Weather will cool slightly through the end of the week
The weather will cool slightly through the end of the week., but highs are still expected to be slightly above normal for this year. (Bizuayehu Tesfaye/Las Vegas Review-Journal) @bizutesfaye
Mayor announces new public-private partnership
Mayor Carolyn Goodman announced the creation of the Mayor’s Fund for Las Vegas LIFE, a public-private partnership that will allocate money to the city’s neediest.
Fremont9 opens downtown
Fremont9 apartment complex has opened in downtown Las Vegas. (Marcus Villagran/Las Vegas Review-Journal) @marcusvillagran
Fall fairytale gets cozy at Bellagio Conservatory
Bellagio Conservatory introduces its fall-themed garden titled "Falling Asleep." (Marcus Villagran/Las Vegas Review-Journal) @marcusvillagran
What the house that Ted Binion died in looks like today
Casino heir Ted Binion died in this Las Vegas home in 1998. Current home owner Jane Popple spent over $600,000 to restore and modernize the home. (Marcus Villagran/Las Vegas Review-Journal) @marcusvillagran
Rescue Mission employees terminated
Don James, a former employee for the Las Vegas Rescue Mission, talks about the day his team was terminated. (Erik Verduzco/Las Vegas Review-Journal)
Raiders Cupcakes at Freed's Bakery
Freed's Bakery will have Raiders-themed cupcakes available in store and for order during football season. (Marcus Villagran/Las Vegas Review-Journal) @marcusvillagran
51s fans say goodbye to Cashman Field
Las Vegas 51s fans said goodbye to Cashman Field in Las Vegas, Monday September, 3, 2018. (Marcus Villagran/Las Vegas Review-Journal) @marcusvillagran
51s owner Don Logan's last weekend at Cashman Field
Don Logan, owner of the Las Vegas 51s, gives a tour of Cashman Field before the team's final weekend using the field. (Marcus Villagran/Las Vegas Review-Journal) @marcusvillagran
Metro Asst. Sheriff Brett Zimmerman on Aug. 8 officer-involved shooting
Metropolitan Police Department Assistant Sheriff Brett Zimmerman met with media Monday to discuss the details of the 14th officer-involved shooting of the year. (Madelyn Reese/ Las Vegas Review-Journal)
Matt Kelly Elementary School hosted its third annual Back-to-School Red Carpet Program
Matt Kelly Elementary School hosted its third annual Back-to-School Red Carpet Program where community and business leaders joined to welcome students back with an inspirational welcome. Bizuayehu Tesfaye/Las Vegas Review-Journal @bizutesfaye
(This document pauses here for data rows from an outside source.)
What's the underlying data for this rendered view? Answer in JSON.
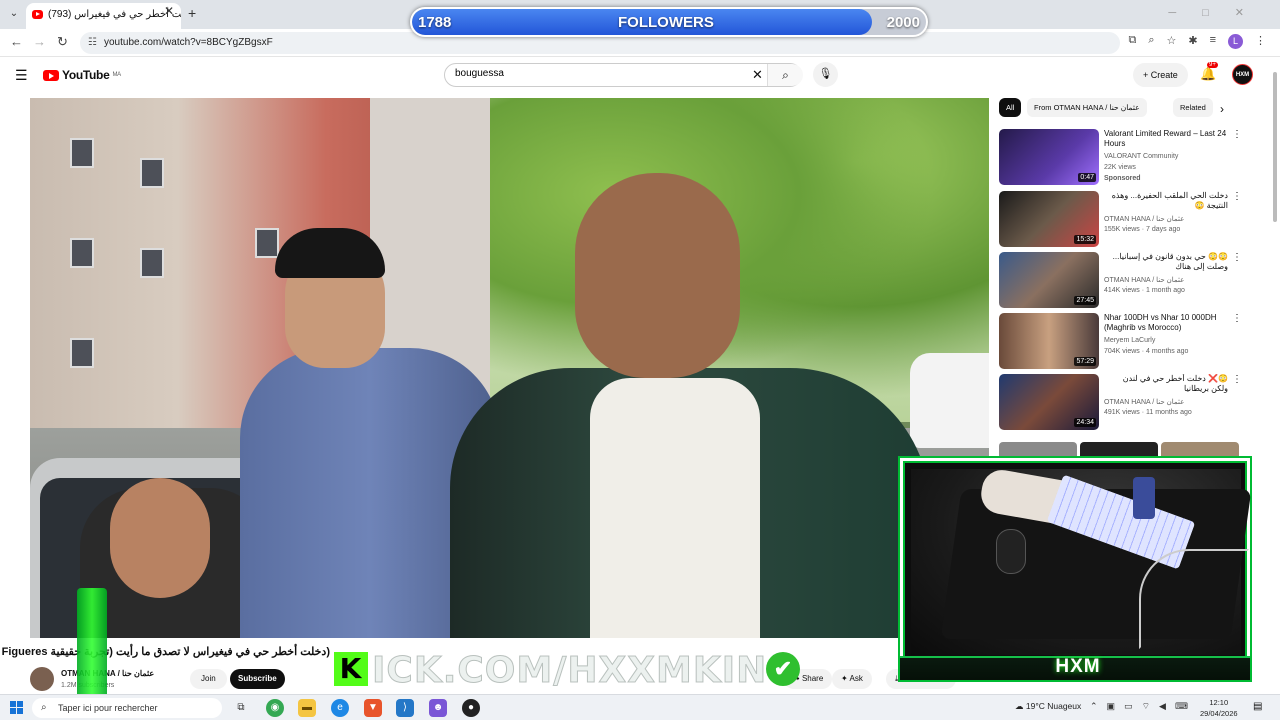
{
  "browser": {
    "tab_title": "(793) دخلت أخطر حي في فيغيراس",
    "url": "youtube.com/watch?v=8BCYgZBgsxF"
  },
  "overlay": {
    "followers_current": "1788",
    "followers_label": "FOLLOWERS",
    "followers_goal": "2000",
    "followers_progress": 0.894,
    "kick_letter": "K",
    "kick_text": "ICK.COM/HXXMKING",
    "check_glyph": "✔",
    "cam_label": "HXM"
  },
  "youtube": {
    "logo_text": "YouTube",
    "logo_region": "MA",
    "search_value": "bouguessa",
    "create_label": "Create",
    "notif_count": "9+",
    "account_initials": "HXM"
  },
  "video": {
    "title": "(دخلت أخطر حي في فيغيراس لا تصدق ما رأيت (تجربة حقيقية Figueres",
    "channel_name": "OTMAN HANA / عثمان حنا",
    "channel_subs": "1.2M subscribers",
    "join_label": "Join",
    "subscribe_label": "Subscribe",
    "share_label": "Share",
    "ask_label": "Ask",
    "download_label": "Download"
  },
  "sidebar": {
    "chips": [
      "All",
      "From OTMAN HANA / عثمان حنا",
      "Related"
    ],
    "recs": [
      {
        "title": "Valorant Limited Reward – Last 24 Hours",
        "line1": "VALORANT Community",
        "line2": "22K views",
        "line3": "Sponsored",
        "duration": "0:47"
      },
      {
        "title": "دخلت الحي الملقب الحفيرة... وهذه النتيجة 😳",
        "line1": "OTMAN HANA / عثمان حنا",
        "line2": "155K views · 7 days ago",
        "duration": "15:32"
      },
      {
        "title": "😳😳 حي بدون قانون في إسبانيا... وصلت إلى هناك",
        "line1": "OTMAN HANA / عثمان حنا",
        "line2": "414K views · 1 month ago",
        "duration": "27:45"
      },
      {
        "title": "Nhar 100DH vs Nhar 10 000DH (Maghrib vs Morocco)",
        "line1": "Meryem LaCurly",
        "line2": "704K views · 4 months ago",
        "duration": "57:29"
      },
      {
        "title": "😳❌ دخلت أخطر حي في لندن ولكن بريطانيا",
        "line1": "OTMAN HANA / عثمان حنا",
        "line2": "491K views · 11 months ago",
        "duration": "24:34"
      }
    ]
  },
  "taskbar": {
    "search_placeholder": "Taper ici pour rechercher",
    "weather": "19°C Nuageux",
    "time": "12:10",
    "date": "29/04/2026"
  },
  "colors": {
    "accent_red": "#ff0000",
    "kick_green": "#53fc18",
    "followers_blue": "#2f66e0"
  }
}
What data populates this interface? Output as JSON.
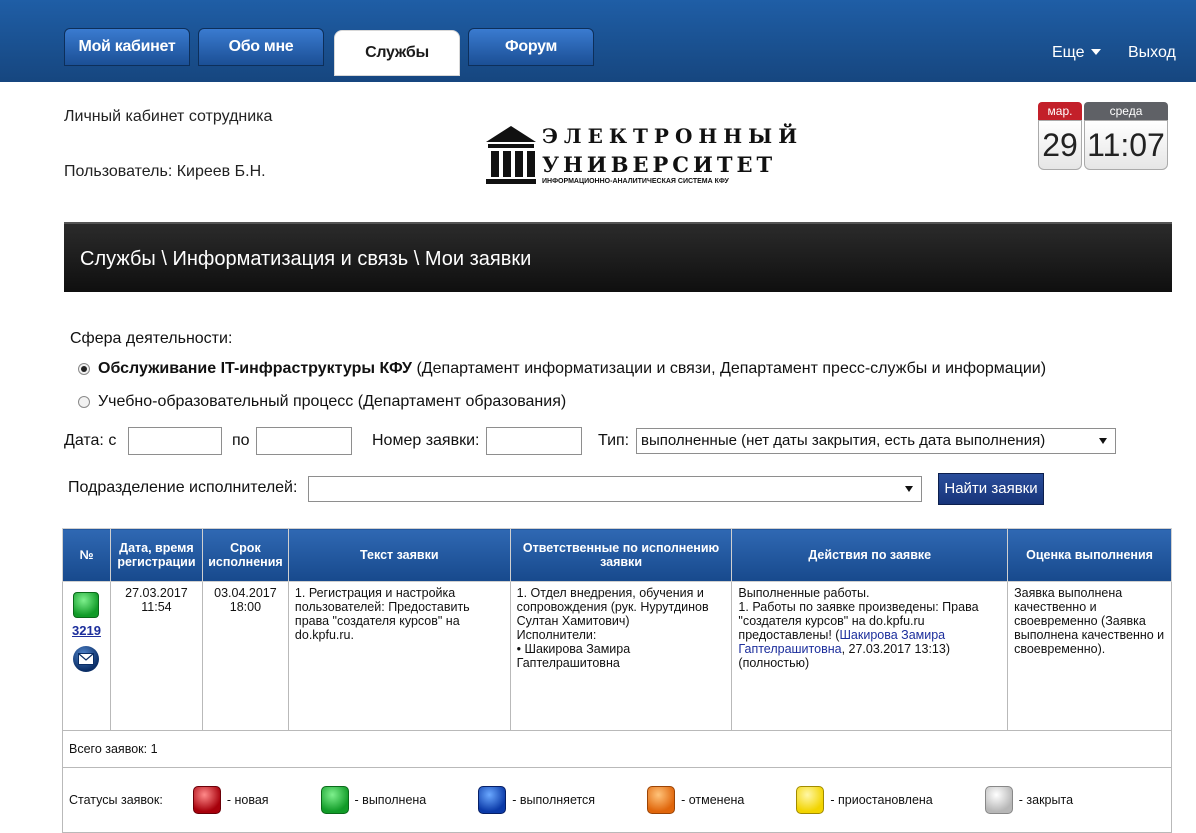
{
  "nav": {
    "tabs": [
      {
        "label": "Мой кабинет",
        "active": false
      },
      {
        "label": "Обо мне",
        "active": false
      },
      {
        "label": "Службы",
        "active": true
      },
      {
        "label": "Форум",
        "active": false
      }
    ],
    "more_label": "Еще",
    "exit_label": "Выход"
  },
  "header": {
    "title": "Личный кабинет сотрудника",
    "user": "Пользователь: Киреев Б.Н."
  },
  "logo": {
    "line1": "ЭЛЕКТРОННЫЙ",
    "line2": "УНИВЕРСИТЕТ",
    "line3": "ИНФОРМАЦИОННО-АНАЛИТИЧЕСКАЯ СИСТЕМА КФУ"
  },
  "calendar": {
    "month": "мар.",
    "weekday": "среда",
    "date": "29",
    "time": "11:07"
  },
  "breadcrumb": "Службы \\ Информатизация и связь \\ Мои заявки",
  "form": {
    "sphere_label": "Сфера деятельности:",
    "radio1_bold": "Обслуживание IT-инфраструктуры КФУ",
    "radio1_rest": " (Департамент информатизации и связи, Департамент пресс-службы и информации)",
    "radio2": "Учебно-образовательный процесс (Департамент образования)",
    "date_from_label": "Дата: с",
    "date_to_label": "по",
    "date_from": "",
    "date_to": "",
    "number_label": "Номер заявки:",
    "number_value": "",
    "type_label": "Тип:",
    "type_value": "выполненные (нет даты закрытия, есть дата выполнения)",
    "dept_label": "Подразделение исполнителей:",
    "dept_value": "",
    "find_button": "Найти заявки"
  },
  "table": {
    "headers": [
      "№",
      "Дата, время регистрации",
      "Срок исполнения",
      "Текст заявки",
      "Ответственные по исполнению заявки",
      "Действия по заявке",
      "Оценка выполнения"
    ],
    "row": {
      "number": "3219",
      "reg_date": "27.03.2017",
      "reg_time": "11:54",
      "due_date": "03.04.2017",
      "due_time": "18:00",
      "text": "1. Регистрация и настройка пользователей: Предоставить права \"создателя курсов\" на do.kpfu.ru.",
      "resp_1": "1. Отдел внедрения, обучения и сопровождения (рук. Нурутдинов Султан Хамитович)",
      "resp_2": "Исполнители:",
      "resp_3": "• Шакирова Замира Гаптелрашитовна",
      "act_1": "Выполненные работы.",
      "act_2": "1. Работы по заявке произведены: Права \"создателя курсов\" на do.kpfu.ru предоставлены! (",
      "act_link": "Шакирова Замира Гаптелрашитовна",
      "act_3": ", 27.03.2017 13:13) (полностью)",
      "rating": "Заявка выполнена качественно и своевременно (Заявка выполнена качественно и своевременно)."
    },
    "total": "Всего заявок: 1"
  },
  "legend": {
    "title": "Статусы заявок:",
    "items": [
      {
        "label": "- новая",
        "color": "#a7000b"
      },
      {
        "label": "- выполнена",
        "color": "#119b28"
      },
      {
        "label": "- выполняется",
        "color": "#0b3aa8"
      },
      {
        "label": "- отменена",
        "color": "#e0660b"
      },
      {
        "label": "- приостановлена",
        "color": "#f2d400"
      },
      {
        "label": "- закрыта",
        "color": "#b7b7b7"
      }
    ]
  }
}
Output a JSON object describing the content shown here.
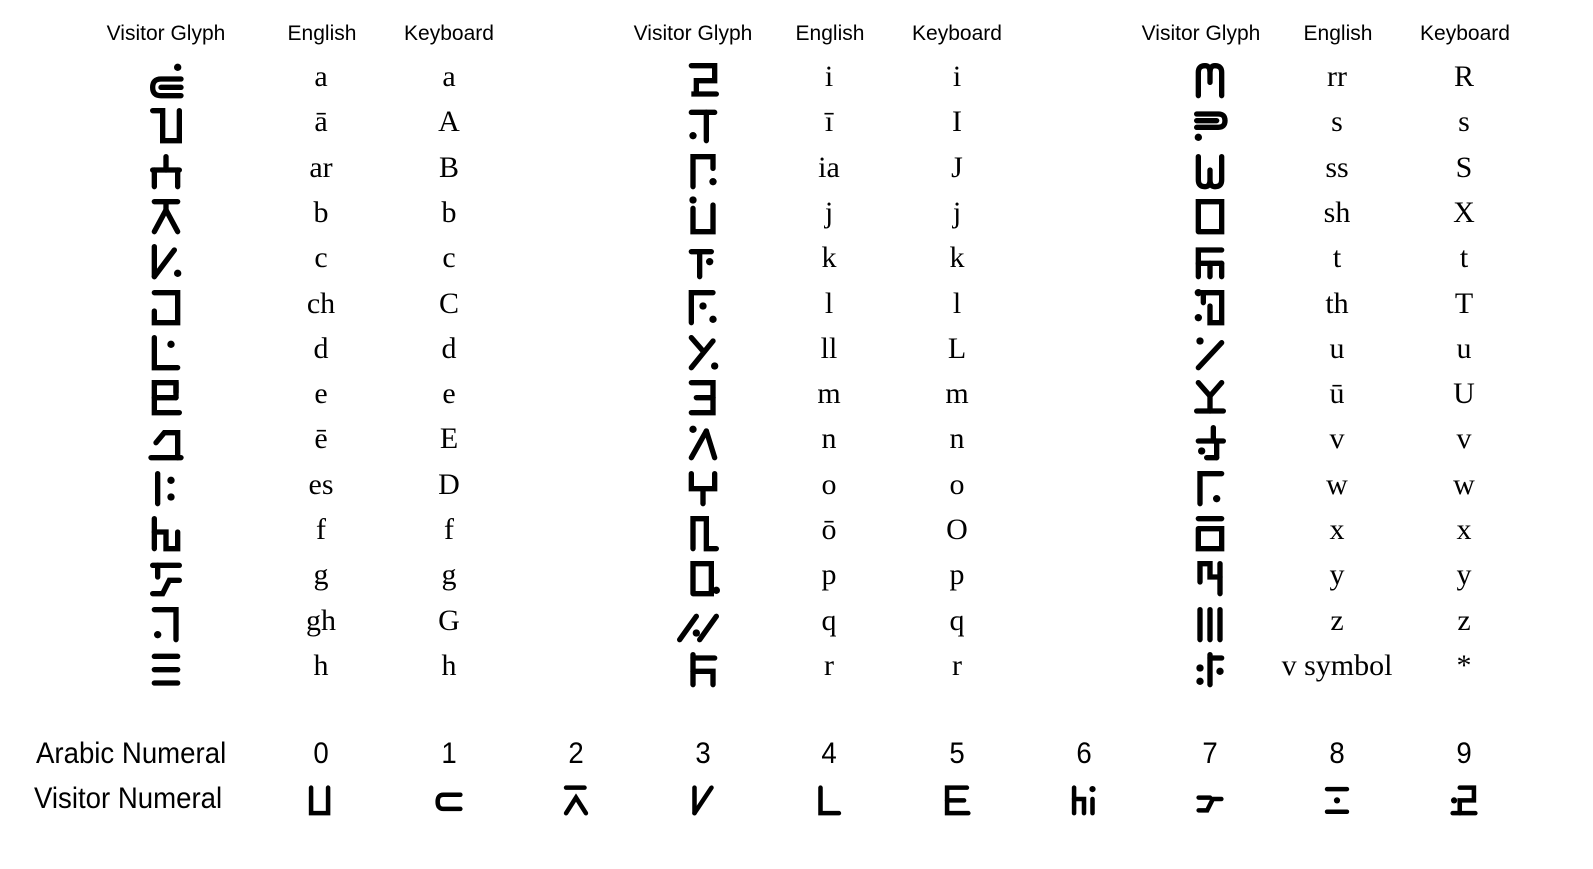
{
  "headers": {
    "glyph": "Visitor Glyph",
    "english": "English",
    "keyboard": "Keyboard"
  },
  "columns": [
    {
      "rows": [
        {
          "glyph": "a-glyph",
          "english": "a",
          "keyboard": "a"
        },
        {
          "glyph": "a-long-glyph",
          "english": "ā",
          "keyboard": "A"
        },
        {
          "glyph": "ar-glyph",
          "english": "ar",
          "keyboard": "B"
        },
        {
          "glyph": "b-glyph",
          "english": "b",
          "keyboard": "b"
        },
        {
          "glyph": "c-glyph",
          "english": "c",
          "keyboard": "c"
        },
        {
          "glyph": "ch-glyph",
          "english": "ch",
          "keyboard": "C"
        },
        {
          "glyph": "d-glyph",
          "english": "d",
          "keyboard": "d"
        },
        {
          "glyph": "e-glyph",
          "english": "e",
          "keyboard": "e"
        },
        {
          "glyph": "e-long-glyph",
          "english": "ē",
          "keyboard": "E"
        },
        {
          "glyph": "es-glyph",
          "english": "es",
          "keyboard": "D"
        },
        {
          "glyph": "f-glyph",
          "english": "f",
          "keyboard": "f"
        },
        {
          "glyph": "g-glyph",
          "english": "g",
          "keyboard": "g"
        },
        {
          "glyph": "gh-glyph",
          "english": "gh",
          "keyboard": "G"
        },
        {
          "glyph": "h-glyph",
          "english": "h",
          "keyboard": "h"
        }
      ]
    },
    {
      "rows": [
        {
          "glyph": "i-glyph",
          "english": "i",
          "keyboard": "i"
        },
        {
          "glyph": "i-long-glyph",
          "english": "ī",
          "keyboard": "I"
        },
        {
          "glyph": "ia-glyph",
          "english": "ia",
          "keyboard": "J"
        },
        {
          "glyph": "j-glyph",
          "english": "j",
          "keyboard": "j"
        },
        {
          "glyph": "k-glyph",
          "english": "k",
          "keyboard": "k"
        },
        {
          "glyph": "l-glyph",
          "english": "l",
          "keyboard": "l"
        },
        {
          "glyph": "ll-glyph",
          "english": "ll",
          "keyboard": "L"
        },
        {
          "glyph": "m-glyph",
          "english": "m",
          "keyboard": "m"
        },
        {
          "glyph": "n-glyph",
          "english": "n",
          "keyboard": "n"
        },
        {
          "glyph": "o-glyph",
          "english": "o",
          "keyboard": "o"
        },
        {
          "glyph": "o-long-glyph",
          "english": "ō",
          "keyboard": "O"
        },
        {
          "glyph": "p-glyph",
          "english": "p",
          "keyboard": "p"
        },
        {
          "glyph": "q-glyph",
          "english": "q",
          "keyboard": "q"
        },
        {
          "glyph": "r-glyph",
          "english": "r",
          "keyboard": "r"
        }
      ]
    },
    {
      "rows": [
        {
          "glyph": "rr-glyph",
          "english": "rr",
          "keyboard": "R"
        },
        {
          "glyph": "s-glyph",
          "english": "s",
          "keyboard": "s"
        },
        {
          "glyph": "ss-glyph",
          "english": "ss",
          "keyboard": "S"
        },
        {
          "glyph": "sh-glyph",
          "english": "sh",
          "keyboard": "X"
        },
        {
          "glyph": "t-glyph",
          "english": "t",
          "keyboard": "t"
        },
        {
          "glyph": "th-glyph",
          "english": "th",
          "keyboard": "T"
        },
        {
          "glyph": "u-glyph",
          "english": "u",
          "keyboard": "u"
        },
        {
          "glyph": "u-long-glyph",
          "english": "ū",
          "keyboard": "U"
        },
        {
          "glyph": "v-glyph",
          "english": "v",
          "keyboard": "v"
        },
        {
          "glyph": "w-glyph",
          "english": "w",
          "keyboard": "w"
        },
        {
          "glyph": "x-glyph",
          "english": "x",
          "keyboard": "x"
        },
        {
          "glyph": "y-glyph",
          "english": "y",
          "keyboard": "y"
        },
        {
          "glyph": "z-glyph",
          "english": "z",
          "keyboard": "z"
        },
        {
          "glyph": "v-symbol-glyph",
          "english": "v symbol",
          "keyboard": "*"
        }
      ]
    }
  ],
  "numerals": {
    "arabic_label": "Arabic Numeral",
    "visitor_label": "Visitor Numeral",
    "arabic": [
      "0",
      "1",
      "2",
      "3",
      "4",
      "5",
      "6",
      "7",
      "8",
      "9"
    ],
    "visitor": [
      "num0-glyph",
      "num1-glyph",
      "num2-glyph",
      "num3-glyph",
      "num4-glyph",
      "num5-glyph",
      "num6-glyph",
      "num7-glyph",
      "num8-glyph",
      "num9-glyph"
    ]
  }
}
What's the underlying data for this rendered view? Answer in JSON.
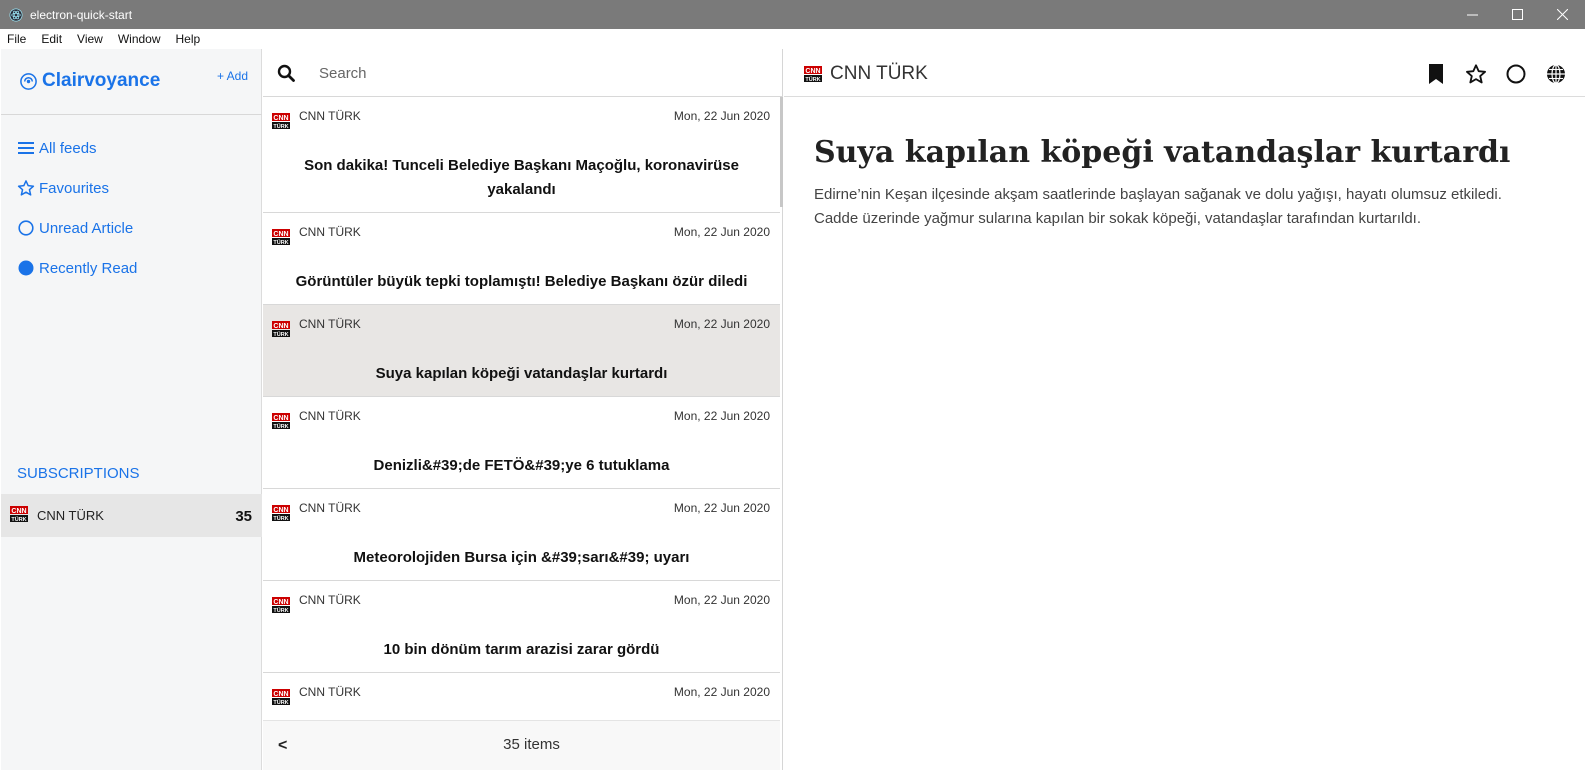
{
  "window": {
    "title": "electron-quick-start"
  },
  "menu": [
    "File",
    "Edit",
    "View",
    "Window",
    "Help"
  ],
  "sidebar": {
    "brand": "Clairvoyance",
    "add_label": "+ Add",
    "nav": [
      {
        "label": "All feeds",
        "icon": "list-icon"
      },
      {
        "label": "Favourites",
        "icon": "star-icon"
      },
      {
        "label": "Unread Article",
        "icon": "circle-outline-icon"
      },
      {
        "label": "Recently Read",
        "icon": "circle-filled-icon"
      }
    ],
    "subscriptions_header": "SUBSCRIPTIONS",
    "subscriptions": [
      {
        "name": "CNN TÜRK",
        "count": "35"
      }
    ]
  },
  "list": {
    "search_placeholder": "Search",
    "articles": [
      {
        "source": "CNN TÜRK",
        "date": "Mon, 22 Jun 2020",
        "title": "Son dakika! Tunceli Belediye Başkanı Maçoğlu, koronavirüse yakalandı"
      },
      {
        "source": "CNN TÜRK",
        "date": "Mon, 22 Jun 2020",
        "title": "Görüntüler büyük tepki toplamıştı! Belediye Başkanı özür diledi"
      },
      {
        "source": "CNN TÜRK",
        "date": "Mon, 22 Jun 2020",
        "title": "Suya kapılan köpeği vatandaşlar kurtardı"
      },
      {
        "source": "CNN TÜRK",
        "date": "Mon, 22 Jun 2020",
        "title": "Denizli&#39;de FETÖ&#39;ye 6 tutuklama"
      },
      {
        "source": "CNN TÜRK",
        "date": "Mon, 22 Jun 2020",
        "title": "Meteorolojiden Bursa için &#39;sarı&#39; uyarı"
      },
      {
        "source": "CNN TÜRK",
        "date": "Mon, 22 Jun 2020",
        "title": "10 bin dönüm tarım arazisi zarar gördü"
      },
      {
        "source": "CNN TÜRK",
        "date": "Mon, 22 Jun 2020",
        "title": ""
      }
    ],
    "footer_prev": "<",
    "footer_count": "35 items"
  },
  "reader": {
    "feed_name": "CNN TÜRK",
    "title": "Suya kapılan köpeği vatandaşlar kurtardı",
    "body": "Edirne’nin Keşan ilçesinde akşam saatlerinde başlayan sağanak ve dolu yağışı, hayatı olumsuz etkiledi. Cadde üzerinde yağmur sularına kapılan bir sokak köpeği, vatandaşlar tarafından kurtarıldı."
  },
  "colors": {
    "accent": "#1a73e8",
    "titlebar": "#7a7a7a",
    "selected_row": "#e8e6e4"
  }
}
Star Trek fans on show’s enduring popularity
Star Trek fans at the Star Trek Convention 2018 talk about why they think the show has stayed popular across the years Thursday, August 2, 2018. (Marcus Villagran/Las Vegas Review-Journal) @brokejournalist
Nonprofit provides clothing for homeless
Sydney Grover of Can You Spare A Story?, talks about how she founded the non-profit organization. (Marcus Villagran/Las Vegas Review-Journal)
News Headlines
Add Event
Home Front Page Footer Listing
You May Like

You May Like